We thank Dr Davutoglu for his thoughts. The differentiation of a true left ventricular aneurysm from a pseudoaneurysm with the use of traditional imaging techniques can be challenging. Our diagnosis was based on careful integration of available data. In our interpretation, the detailed echocardiographic examination revealed continuation of the myocardium well into the aneurysmal cavity (full study not published). In addition, there was absence of turbulent flow between the left ventricle and the aneurysmal cavity.
We did not find the ratio of the maximum diameter of the orifice to the maximum internal diameter of the cavity to be helpful in this patient. The quoted report by Gatewood and Nanda1 included only 2 patients with a posterior wall pseudoaneurysm and a single patient with a true aneurysm of the posterior wall. The ratio was 0.5 or less in the pseudoaneurysm group and 0.9 or more in the true aneurysm group. In our patient, the ratio was less than 0.9 but more than 0.5. Even though the presence of thrombus may obscure the full extent of the aneurysm, the measurements described by Gatewood and Nanda were not affected by this fact. Posterior pseudoaneurysms are more frequent than true aneurysms, but the location in an individual patient is not a sufficient criterion.2
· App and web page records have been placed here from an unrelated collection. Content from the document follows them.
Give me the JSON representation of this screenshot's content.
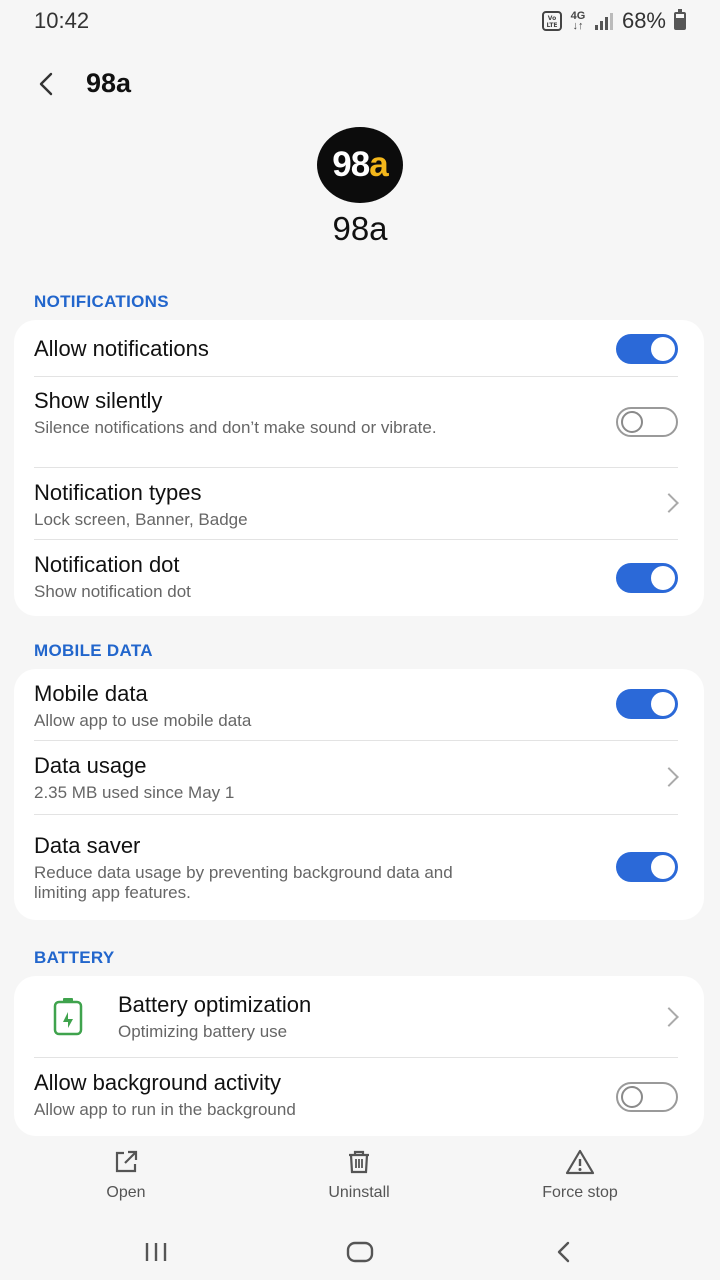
{
  "status_bar": {
    "time": "10:42",
    "battery_percent": "68%",
    "volte_label": "VoLTE",
    "network_label": "4G"
  },
  "header": {
    "title": "98a"
  },
  "app": {
    "logo_main": "98",
    "logo_accent": "a",
    "name": "98a"
  },
  "sections": {
    "notifications": {
      "label": "NOTIFICATIONS",
      "allow_notifications": {
        "title": "Allow notifications",
        "enabled": true
      },
      "show_silently": {
        "title": "Show silently",
        "subtitle": "Silence notifications and don’t make sound or vibrate.",
        "enabled": false
      },
      "notification_types": {
        "title": "Notification types",
        "subtitle": "Lock screen, Banner, Badge"
      },
      "notification_dot": {
        "title": "Notification dot",
        "subtitle": "Show notification dot",
        "enabled": true
      }
    },
    "mobile_data": {
      "label": "MOBILE DATA",
      "mobile_data": {
        "title": "Mobile data",
        "subtitle": "Allow app to use mobile data",
        "enabled": true
      },
      "data_usage": {
        "title": "Data usage",
        "subtitle": "2.35 MB used since May 1"
      },
      "data_saver": {
        "title": "Data saver",
        "subtitle": "Reduce data usage by preventing background data and limiting app features.",
        "enabled": true
      }
    },
    "battery": {
      "label": "BATTERY",
      "battery_optimization": {
        "title": "Battery optimization",
        "subtitle": "Optimizing battery use"
      },
      "background_activity": {
        "title": "Allow background activity",
        "subtitle": "Allow app to run in the background",
        "enabled": false
      }
    }
  },
  "actions": {
    "open": "Open",
    "uninstall": "Uninstall",
    "force_stop": "Force stop"
  },
  "colors": {
    "accent": "#2b69d8",
    "section_label": "#2266cc",
    "logo_accent": "#f4b71b",
    "battery_icon": "#3fa34d"
  }
}
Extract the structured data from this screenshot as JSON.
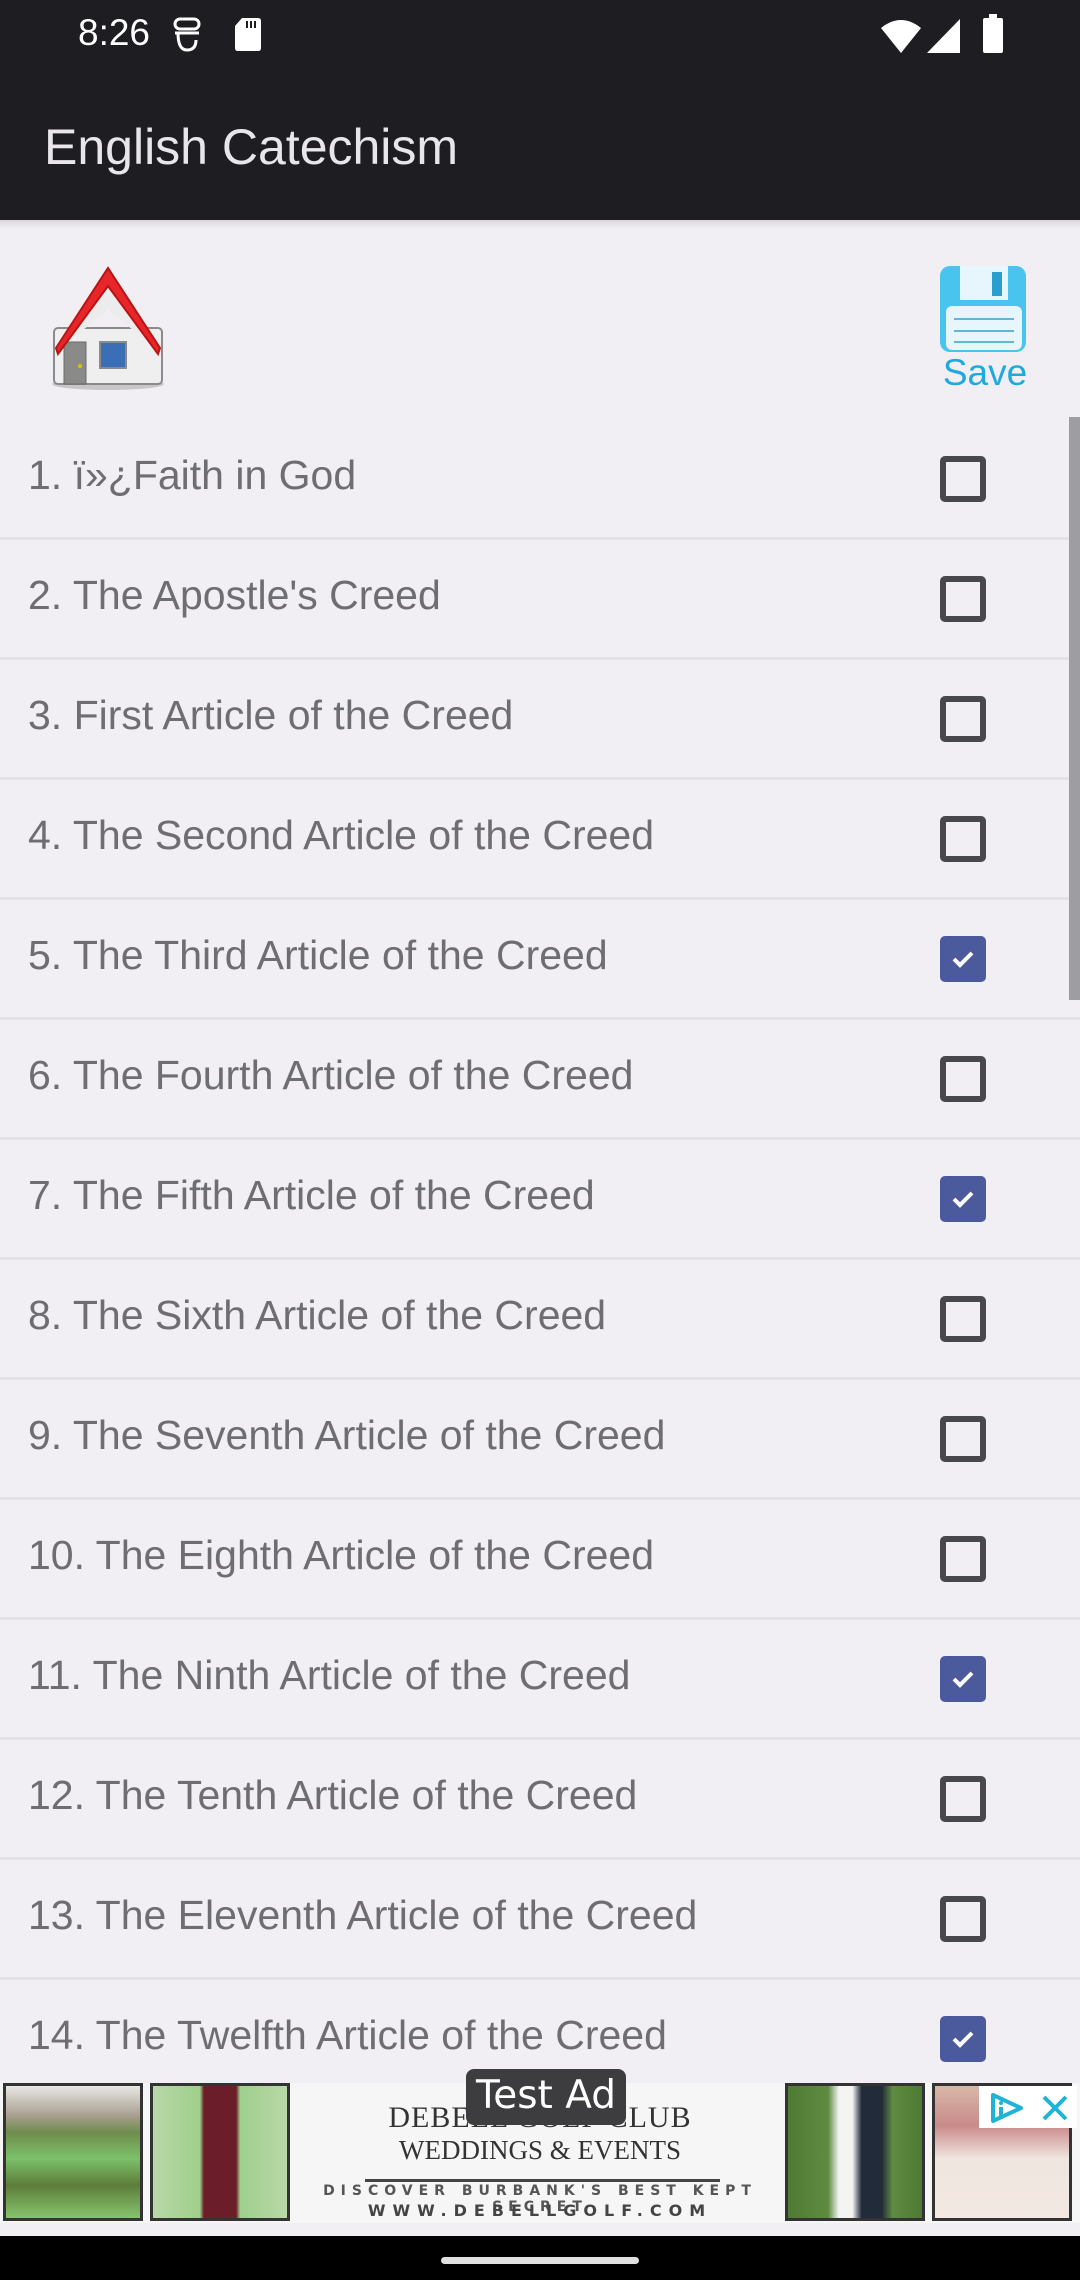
{
  "status_bar": {
    "time": "8:26",
    "left_icons": [
      "vpn-key-icon",
      "sd-card-icon"
    ],
    "right_icons": [
      "wifi-icon",
      "signal-icon",
      "battery-icon"
    ]
  },
  "app_bar": {
    "title": "English Catechism"
  },
  "toolbar": {
    "home_icon": "house-icon",
    "save_icon": "floppy-disk-icon",
    "save_label": "Save"
  },
  "lessons": [
    {
      "label": "1. ï»¿Faith in God",
      "checked": false
    },
    {
      "label": "2. The Apostle's Creed",
      "checked": false
    },
    {
      "label": "3. First Article of the Creed",
      "checked": false
    },
    {
      "label": "4. The Second Article of the Creed",
      "checked": false
    },
    {
      "label": "5. The Third Article of the Creed",
      "checked": true
    },
    {
      "label": "6. The Fourth Article of the Creed",
      "checked": false
    },
    {
      "label": "7. The Fifth Article of the Creed",
      "checked": true
    },
    {
      "label": "8. The Sixth Article of the Creed",
      "checked": false
    },
    {
      "label": "9. The Seventh Article of the Creed",
      "checked": false
    },
    {
      "label": "10. The Eighth Article of the Creed",
      "checked": false
    },
    {
      "label": "11. The Ninth Article of the Creed",
      "checked": true
    },
    {
      "label": "12. The Tenth Article of the Creed",
      "checked": false
    },
    {
      "label": "13. The Eleventh Article of the Creed",
      "checked": false
    },
    {
      "label": "14. The Twelfth Article of the Creed",
      "checked": true
    }
  ],
  "ad": {
    "badge": "Test Ad",
    "name": "DEBELL GOLF CLUB",
    "subtitle": "WEDDINGS & EVENTS",
    "tagline": "DISCOVER BURBANK'S BEST KEPT SECRET",
    "url": "WWW.DEBELLGOLF.COM"
  },
  "colors": {
    "app_bar": "#1e1e22",
    "background": "#f1eff3",
    "checkbox_checked": "#4a5a9c",
    "save_accent": "#1fa9de",
    "label_text": "#6e6d72"
  }
}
Davutoglu’s interpretation of the data published by Loop et al3 does not appear to be comprehensive. Sixty percent of patients with posterior aneurysms described in that study had no involvement of the posterior papillary muscle and had no mitral regurgitation. Loop et al actually concluded that survival of these patients depended to a great extent on the preservation of the mitral valve mechanism, as was the case in our patient.
We agree with Davutoglu that MRI provides excellent tissue characterization. Patients scheduled for left ventricular reconstruction at our institutions routinely undergo cardiovascular MRI. In addition to the anatomic data, this method also provides information on regional myocardial function and viability, valvular function, and blood flow characteristics.4